▶ [Instructions for the task]:
Look through the data below. Show each line where the string "html" occurs.

# # # #

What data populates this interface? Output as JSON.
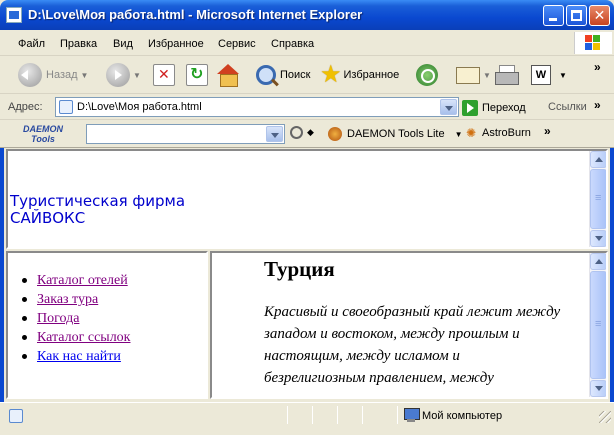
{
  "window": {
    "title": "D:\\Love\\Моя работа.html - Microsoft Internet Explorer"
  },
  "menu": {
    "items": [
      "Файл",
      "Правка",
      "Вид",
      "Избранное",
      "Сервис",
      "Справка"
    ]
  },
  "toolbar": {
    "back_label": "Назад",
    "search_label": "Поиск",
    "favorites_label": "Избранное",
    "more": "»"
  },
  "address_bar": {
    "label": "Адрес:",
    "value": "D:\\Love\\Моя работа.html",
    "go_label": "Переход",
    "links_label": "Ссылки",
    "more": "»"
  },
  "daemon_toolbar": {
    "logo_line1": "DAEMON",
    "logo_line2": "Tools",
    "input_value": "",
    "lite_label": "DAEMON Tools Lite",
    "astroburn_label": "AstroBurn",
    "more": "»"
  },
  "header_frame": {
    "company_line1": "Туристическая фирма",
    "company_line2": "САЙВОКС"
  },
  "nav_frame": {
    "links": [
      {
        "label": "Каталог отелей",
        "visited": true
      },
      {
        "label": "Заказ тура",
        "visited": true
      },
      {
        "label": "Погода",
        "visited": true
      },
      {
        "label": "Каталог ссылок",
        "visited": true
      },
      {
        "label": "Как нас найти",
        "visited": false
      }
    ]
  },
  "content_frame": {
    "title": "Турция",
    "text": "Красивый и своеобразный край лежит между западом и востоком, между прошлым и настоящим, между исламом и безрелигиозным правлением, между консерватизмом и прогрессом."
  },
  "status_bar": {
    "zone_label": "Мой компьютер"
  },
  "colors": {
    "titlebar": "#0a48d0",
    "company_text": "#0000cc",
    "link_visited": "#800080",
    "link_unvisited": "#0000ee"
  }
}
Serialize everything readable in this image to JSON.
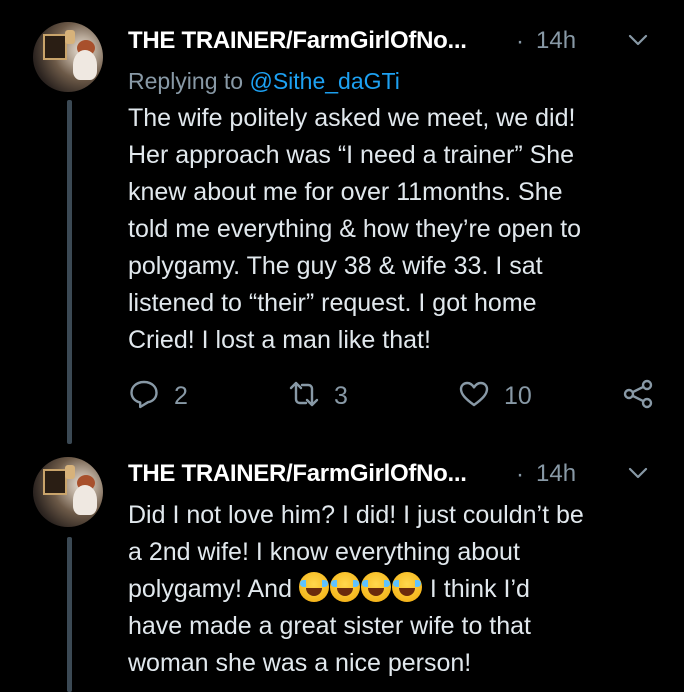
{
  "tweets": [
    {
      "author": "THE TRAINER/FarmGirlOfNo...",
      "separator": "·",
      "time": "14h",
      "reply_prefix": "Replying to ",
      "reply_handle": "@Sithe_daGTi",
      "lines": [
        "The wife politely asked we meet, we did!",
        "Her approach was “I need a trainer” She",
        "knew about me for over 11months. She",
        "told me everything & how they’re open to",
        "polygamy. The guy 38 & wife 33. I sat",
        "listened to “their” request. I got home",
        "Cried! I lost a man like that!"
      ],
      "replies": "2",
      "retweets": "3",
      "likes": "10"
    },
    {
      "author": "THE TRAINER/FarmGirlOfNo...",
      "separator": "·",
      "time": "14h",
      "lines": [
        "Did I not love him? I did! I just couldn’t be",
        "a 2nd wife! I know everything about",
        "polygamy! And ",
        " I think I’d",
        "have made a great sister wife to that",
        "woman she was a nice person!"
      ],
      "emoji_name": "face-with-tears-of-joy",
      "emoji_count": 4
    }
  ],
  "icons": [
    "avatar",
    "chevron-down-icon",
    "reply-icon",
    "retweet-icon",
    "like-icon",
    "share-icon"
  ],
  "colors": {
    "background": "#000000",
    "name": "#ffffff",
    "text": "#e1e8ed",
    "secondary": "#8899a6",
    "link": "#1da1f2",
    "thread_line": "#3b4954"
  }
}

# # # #

▶ [Answer space]:
    "title": "D:\\Love\\Моя работа.html - Microsoft Internet Explorer"
    "value": "D:\\Love\\Моя работа.html",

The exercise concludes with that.